What the task asks: Copy every line of the following data that includes the string "JSON".

Top of Data under study

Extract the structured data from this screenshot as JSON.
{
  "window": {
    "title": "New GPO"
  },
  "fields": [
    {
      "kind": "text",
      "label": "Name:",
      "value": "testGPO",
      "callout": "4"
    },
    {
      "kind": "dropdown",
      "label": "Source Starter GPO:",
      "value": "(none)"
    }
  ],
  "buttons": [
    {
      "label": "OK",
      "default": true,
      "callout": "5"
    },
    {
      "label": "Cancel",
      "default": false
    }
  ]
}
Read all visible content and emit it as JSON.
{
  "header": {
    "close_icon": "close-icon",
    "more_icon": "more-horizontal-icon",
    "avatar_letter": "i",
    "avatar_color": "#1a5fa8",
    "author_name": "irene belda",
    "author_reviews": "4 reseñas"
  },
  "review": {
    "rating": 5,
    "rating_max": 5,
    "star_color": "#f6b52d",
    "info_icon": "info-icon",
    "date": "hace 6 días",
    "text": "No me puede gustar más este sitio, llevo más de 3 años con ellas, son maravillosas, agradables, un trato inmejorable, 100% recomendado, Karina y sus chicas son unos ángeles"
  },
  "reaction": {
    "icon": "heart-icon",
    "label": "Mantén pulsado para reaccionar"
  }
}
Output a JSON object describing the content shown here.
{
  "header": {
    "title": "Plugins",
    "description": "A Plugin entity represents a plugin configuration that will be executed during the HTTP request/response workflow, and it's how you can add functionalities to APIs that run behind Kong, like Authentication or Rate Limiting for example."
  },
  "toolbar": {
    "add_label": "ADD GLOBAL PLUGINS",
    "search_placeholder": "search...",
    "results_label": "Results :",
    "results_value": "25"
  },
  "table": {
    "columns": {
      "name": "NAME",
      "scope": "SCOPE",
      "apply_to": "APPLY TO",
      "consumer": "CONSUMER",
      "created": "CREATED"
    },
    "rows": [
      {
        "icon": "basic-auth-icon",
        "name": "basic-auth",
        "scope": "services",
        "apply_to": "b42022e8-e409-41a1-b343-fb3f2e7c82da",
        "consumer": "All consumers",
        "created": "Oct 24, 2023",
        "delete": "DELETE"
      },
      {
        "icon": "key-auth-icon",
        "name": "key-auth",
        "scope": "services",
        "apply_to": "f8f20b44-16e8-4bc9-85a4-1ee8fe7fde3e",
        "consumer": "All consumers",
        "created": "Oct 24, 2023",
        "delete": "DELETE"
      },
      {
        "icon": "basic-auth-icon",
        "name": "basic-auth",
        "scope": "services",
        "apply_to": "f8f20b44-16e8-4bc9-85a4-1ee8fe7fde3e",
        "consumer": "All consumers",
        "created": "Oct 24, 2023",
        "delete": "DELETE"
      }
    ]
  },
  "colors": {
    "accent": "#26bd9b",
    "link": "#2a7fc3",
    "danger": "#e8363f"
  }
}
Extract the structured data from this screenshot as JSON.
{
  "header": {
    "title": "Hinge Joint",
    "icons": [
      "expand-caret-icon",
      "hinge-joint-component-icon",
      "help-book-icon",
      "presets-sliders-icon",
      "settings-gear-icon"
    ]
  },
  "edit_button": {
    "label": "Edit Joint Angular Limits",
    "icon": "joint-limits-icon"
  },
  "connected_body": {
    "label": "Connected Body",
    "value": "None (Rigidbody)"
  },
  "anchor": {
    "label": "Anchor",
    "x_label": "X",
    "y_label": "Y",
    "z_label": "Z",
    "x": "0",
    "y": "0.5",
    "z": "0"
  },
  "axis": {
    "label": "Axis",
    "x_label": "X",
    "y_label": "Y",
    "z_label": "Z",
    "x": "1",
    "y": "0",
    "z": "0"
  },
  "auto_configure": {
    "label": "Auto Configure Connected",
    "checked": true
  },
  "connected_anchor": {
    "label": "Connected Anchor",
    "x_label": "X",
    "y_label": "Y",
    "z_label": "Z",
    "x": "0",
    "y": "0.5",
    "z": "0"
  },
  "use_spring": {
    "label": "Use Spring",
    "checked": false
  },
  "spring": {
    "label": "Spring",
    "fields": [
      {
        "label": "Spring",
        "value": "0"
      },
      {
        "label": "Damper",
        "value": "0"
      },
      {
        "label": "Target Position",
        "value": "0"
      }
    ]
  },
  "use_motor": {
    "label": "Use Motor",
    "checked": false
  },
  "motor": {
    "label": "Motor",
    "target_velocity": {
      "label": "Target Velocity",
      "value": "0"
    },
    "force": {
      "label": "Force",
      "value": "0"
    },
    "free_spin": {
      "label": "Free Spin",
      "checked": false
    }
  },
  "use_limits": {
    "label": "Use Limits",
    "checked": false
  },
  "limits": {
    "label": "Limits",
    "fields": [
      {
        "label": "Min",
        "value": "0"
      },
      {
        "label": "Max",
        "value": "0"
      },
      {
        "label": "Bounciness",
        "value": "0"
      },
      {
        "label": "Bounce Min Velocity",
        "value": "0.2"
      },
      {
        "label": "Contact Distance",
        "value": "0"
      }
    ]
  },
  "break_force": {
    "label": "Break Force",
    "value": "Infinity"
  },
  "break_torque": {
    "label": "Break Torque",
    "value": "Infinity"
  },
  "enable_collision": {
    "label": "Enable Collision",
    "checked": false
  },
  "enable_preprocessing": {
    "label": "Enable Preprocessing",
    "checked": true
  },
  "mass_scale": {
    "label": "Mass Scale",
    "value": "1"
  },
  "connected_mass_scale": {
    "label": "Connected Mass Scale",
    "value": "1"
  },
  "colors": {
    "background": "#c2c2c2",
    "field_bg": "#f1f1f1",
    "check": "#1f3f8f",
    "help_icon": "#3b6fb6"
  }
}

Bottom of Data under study

Solution to the exercise:
Extract the structured data from this screenshot as JSON.
Read all visible content and emit it as JSON.
Output a JSON object describing the content shown here.
Extract the structured data from this screenshot as JSON.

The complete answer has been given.